(Beginning of Supplied material)

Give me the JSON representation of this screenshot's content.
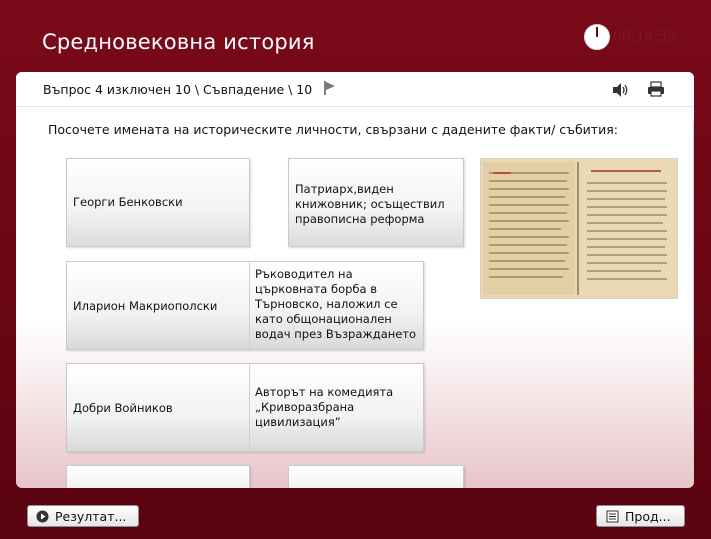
{
  "app": {
    "title": "Средновековна история",
    "timer": "00:14:35"
  },
  "header": {
    "question_label": "Въпрос 4 изключен 10 \\ Съвпадение \\ 10"
  },
  "instruction": "Посочете имената на историческите личности, свързани с дадените факти/ събития:",
  "matching": {
    "names": [
      "Георги Бенковски",
      "Иларион Макриополски",
      "Добри Войников"
    ],
    "facts": [
      "Патриарх,виден книжовник; осъществил правописна реформа",
      "Ръководител на църковната борба в Търновско, наложил се като общонационален водач през Възраждането",
      "Авторът на комедията „Криворазбрана цивилизация”"
    ]
  },
  "footer": {
    "result_button": "Резултат...",
    "next_button": "Прод..."
  },
  "colors": {
    "brand": "#6a0614",
    "panel": "#ffffff"
  }
}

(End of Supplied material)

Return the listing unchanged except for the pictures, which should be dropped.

Give me the JSON representation of this screenshot's content.
{
  "app": {
    "title": "Средновековна история",
    "timer": "00:14:35"
  },
  "header": {
    "question_label": "Въпрос 4 изключен 10 \\ Съвпадение \\ 10"
  },
  "instruction": "Посочете имената на историческите личности, свързани с дадените факти/ събития:",
  "matching": {
    "names": [
      "Георги Бенковски",
      "Иларион Макриополски",
      "Добри Войников"
    ],
    "facts": [
      "Патриарх,виден книжовник; осъществил правописна реформа",
      "Ръководител на църковната борба в Търновско, наложил се като общонационален водач през Възраждането",
      "Авторът на комедията „Криворазбрана цивилизация”"
    ]
  },
  "footer": {
    "result_button": "Резултат...",
    "next_button": "Прод..."
  },
  "colors": {
    "brand": "#6a0614",
    "panel": "#ffffff"
  }
}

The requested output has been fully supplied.